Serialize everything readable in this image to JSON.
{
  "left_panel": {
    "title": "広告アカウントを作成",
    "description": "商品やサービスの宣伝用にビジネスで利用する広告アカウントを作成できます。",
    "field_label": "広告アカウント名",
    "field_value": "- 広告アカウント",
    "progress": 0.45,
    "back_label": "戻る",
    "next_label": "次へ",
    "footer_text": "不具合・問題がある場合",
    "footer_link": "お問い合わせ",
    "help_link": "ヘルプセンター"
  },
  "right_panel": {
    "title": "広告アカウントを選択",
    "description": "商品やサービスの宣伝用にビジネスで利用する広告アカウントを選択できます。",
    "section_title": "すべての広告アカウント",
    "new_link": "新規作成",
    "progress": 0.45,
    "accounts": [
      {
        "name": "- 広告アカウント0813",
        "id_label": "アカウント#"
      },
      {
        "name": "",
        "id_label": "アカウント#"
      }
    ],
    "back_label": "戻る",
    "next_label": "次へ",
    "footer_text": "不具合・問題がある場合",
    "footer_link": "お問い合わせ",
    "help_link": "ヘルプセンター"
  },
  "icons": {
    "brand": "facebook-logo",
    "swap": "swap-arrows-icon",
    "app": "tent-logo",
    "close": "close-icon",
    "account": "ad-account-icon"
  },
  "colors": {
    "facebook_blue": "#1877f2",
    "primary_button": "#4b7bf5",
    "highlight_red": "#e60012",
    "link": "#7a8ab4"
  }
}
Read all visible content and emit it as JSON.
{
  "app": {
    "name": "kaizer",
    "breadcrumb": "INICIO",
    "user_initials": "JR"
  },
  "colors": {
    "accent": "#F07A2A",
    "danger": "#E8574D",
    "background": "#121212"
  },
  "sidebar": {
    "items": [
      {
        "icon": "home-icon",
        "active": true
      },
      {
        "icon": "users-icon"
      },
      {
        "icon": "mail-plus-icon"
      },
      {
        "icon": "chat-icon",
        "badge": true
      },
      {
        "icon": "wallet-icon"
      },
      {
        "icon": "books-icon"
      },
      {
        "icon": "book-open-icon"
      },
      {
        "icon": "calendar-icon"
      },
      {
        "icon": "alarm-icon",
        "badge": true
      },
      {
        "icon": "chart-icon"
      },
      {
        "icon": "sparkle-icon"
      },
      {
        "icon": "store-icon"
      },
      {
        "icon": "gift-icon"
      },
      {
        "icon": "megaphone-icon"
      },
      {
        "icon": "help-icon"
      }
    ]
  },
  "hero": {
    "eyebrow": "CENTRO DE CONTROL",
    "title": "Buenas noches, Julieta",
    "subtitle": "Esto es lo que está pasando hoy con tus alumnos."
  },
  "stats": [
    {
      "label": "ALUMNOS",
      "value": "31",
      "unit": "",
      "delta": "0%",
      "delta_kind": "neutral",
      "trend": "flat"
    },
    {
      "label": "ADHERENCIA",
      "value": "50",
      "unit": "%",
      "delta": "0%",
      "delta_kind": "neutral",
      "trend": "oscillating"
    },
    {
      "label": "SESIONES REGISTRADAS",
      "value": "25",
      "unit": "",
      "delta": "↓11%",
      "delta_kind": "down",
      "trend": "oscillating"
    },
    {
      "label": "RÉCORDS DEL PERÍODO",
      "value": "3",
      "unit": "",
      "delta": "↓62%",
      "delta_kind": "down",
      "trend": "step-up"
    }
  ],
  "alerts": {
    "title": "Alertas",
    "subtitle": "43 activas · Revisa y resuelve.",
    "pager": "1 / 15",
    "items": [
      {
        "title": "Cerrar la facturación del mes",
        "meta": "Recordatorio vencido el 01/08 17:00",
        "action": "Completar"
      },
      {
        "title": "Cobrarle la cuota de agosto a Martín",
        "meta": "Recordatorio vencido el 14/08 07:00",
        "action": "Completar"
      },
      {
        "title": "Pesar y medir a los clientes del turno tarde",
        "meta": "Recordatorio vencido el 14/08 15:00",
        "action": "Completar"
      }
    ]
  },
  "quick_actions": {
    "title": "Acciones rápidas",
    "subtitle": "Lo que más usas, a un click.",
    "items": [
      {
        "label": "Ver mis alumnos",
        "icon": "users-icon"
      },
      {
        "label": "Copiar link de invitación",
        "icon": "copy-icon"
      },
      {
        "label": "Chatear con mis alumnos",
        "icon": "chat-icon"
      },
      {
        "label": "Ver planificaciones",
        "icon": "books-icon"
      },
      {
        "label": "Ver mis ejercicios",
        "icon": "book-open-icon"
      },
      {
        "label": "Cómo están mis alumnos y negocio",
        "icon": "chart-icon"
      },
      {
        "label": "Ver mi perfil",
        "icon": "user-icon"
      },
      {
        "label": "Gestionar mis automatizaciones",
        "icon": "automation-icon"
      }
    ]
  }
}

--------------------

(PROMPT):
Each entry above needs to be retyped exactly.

(SOLVED EXERCISE):
Serialize everything readable in this image to JSON.
{
  "left_panel": {
    "title": "広告アカウントを作成",
    "description": "商品やサービスの宣伝用にビジネスで利用する広告アカウントを作成できます。",
    "field_label": "広告アカウント名",
    "field_value": "- 広告アカウント",
    "progress": 0.45,
    "back_label": "戻る",
    "next_label": "次へ",
    "footer_text": "不具合・問題がある場合",
    "footer_link": "お問い合わせ",
    "help_link": "ヘルプセンター"
  },
  "right_panel": {
    "title": "広告アカウントを選択",
    "description": "商品やサービスの宣伝用にビジネスで利用する広告アカウントを選択できます。",
    "section_title": "すべての広告アカウント",
    "new_link": "新規作成",
    "progress": 0.45,
    "accounts": [
      {
        "name": "- 広告アカウント0813",
        "id_label": "アカウント#"
      },
      {
        "name": "",
        "id_label": "アカウント#"
      }
    ],
    "back_label": "戻る",
    "next_label": "次へ",
    "footer_text": "不具合・問題がある場合",
    "footer_link": "お問い合わせ",
    "help_link": "ヘルプセンター"
  },
  "icons": {
    "brand": "facebook-logo",
    "swap": "swap-arrows-icon",
    "app": "tent-logo",
    "close": "close-icon",
    "account": "ad-account-icon"
  },
  "colors": {
    "facebook_blue": "#1877f2",
    "primary_button": "#4b7bf5",
    "highlight_red": "#e60012",
    "link": "#7a8ab4"
  }
}
Read all visible content and emit it as JSON.
{
  "app": {
    "name": "kaizer",
    "breadcrumb": "INICIO",
    "user_initials": "JR"
  },
  "colors": {
    "accent": "#F07A2A",
    "danger": "#E8574D",
    "background": "#121212"
  },
  "sidebar": {
    "items": [
      {
        "icon": "home-icon",
        "active": true
      },
      {
        "icon": "users-icon"
      },
      {
        "icon": "mail-plus-icon"
      },
      {
        "icon": "chat-icon",
        "badge": true
      },
      {
        "icon": "wallet-icon"
      },
      {
        "icon": "books-icon"
      },
      {
        "icon": "book-open-icon"
      },
      {
        "icon": "calendar-icon"
      },
      {
        "icon": "alarm-icon",
        "badge": true
      },
      {
        "icon": "chart-icon"
      },
      {
        "icon": "sparkle-icon"
      },
      {
        "icon": "store-icon"
      },
      {
        "icon": "gift-icon"
      },
      {
        "icon": "megaphone-icon"
      },
      {
        "icon": "help-icon"
      }
    ]
  },
  "hero": {
    "eyebrow": "CENTRO DE CONTROL",
    "title": "Buenas noches, Julieta",
    "subtitle": "Esto es lo que está pasando hoy con tus alumnos."
  },
  "stats": [
    {
      "label": "ALUMNOS",
      "value": "31",
      "unit": "",
      "delta": "0%",
      "delta_kind": "neutral",
      "trend": "flat"
    },
    {
      "label": "ADHERENCIA",
      "value": "50",
      "unit": "%",
      "delta": "0%",
      "delta_kind": "neutral",
      "trend": "oscillating"
    },
    {
      "label": "SESIONES REGISTRADAS",
      "value": "25",
      "unit": "",
      "delta": "↓11%",
      "delta_kind": "down",
      "trend": "oscillating"
    },
    {
      "label": "RÉCORDS DEL PERÍODO",
      "value": "3",
      "unit": "",
      "delta": "↓62%",
      "delta_kind": "down",
      "trend": "step-up"
    }
  ],
  "alerts": {
    "title": "Alertas",
    "subtitle": "43 activas · Revisa y resuelve.",
    "pager": "1 / 15",
    "items": [
      {
        "title": "Cerrar la facturación del mes",
        "meta": "Recordatorio vencido el 01/08 17:00",
        "action": "Completar"
      },
      {
        "title": "Cobrarle la cuota de agosto a Martín",
        "meta": "Recordatorio vencido el 14/08 07:00",
        "action": "Completar"
      },
      {
        "title": "Pesar y medir a los clientes del turno tarde",
        "meta": "Recordatorio vencido el 14/08 15:00",
        "action": "Completar"
      }
    ]
  },
  "quick_actions": {
    "title": "Acciones rápidas",
    "subtitle": "Lo que más usas, a un click.",
    "items": [
      {
        "label": "Ver mis alumnos",
        "icon": "users-icon"
      },
      {
        "label": "Copiar link de invitación",
        "icon": "copy-icon"
      },
      {
        "label": "Chatear con mis alumnos",
        "icon": "chat-icon"
      },
      {
        "label": "Ver planificaciones",
        "icon": "books-icon"
      },
      {
        "label": "Ver mis ejercicios",
        "icon": "book-open-icon"
      },
      {
        "label": "Cómo están mis alumnos y negocio",
        "icon": "chart-icon"
      },
      {
        "label": "Ver mi perfil",
        "icon": "user-icon"
      },
      {
        "label": "Gestionar mis automatizaciones",
        "icon": "automation-icon"
      }
    ]
  }
}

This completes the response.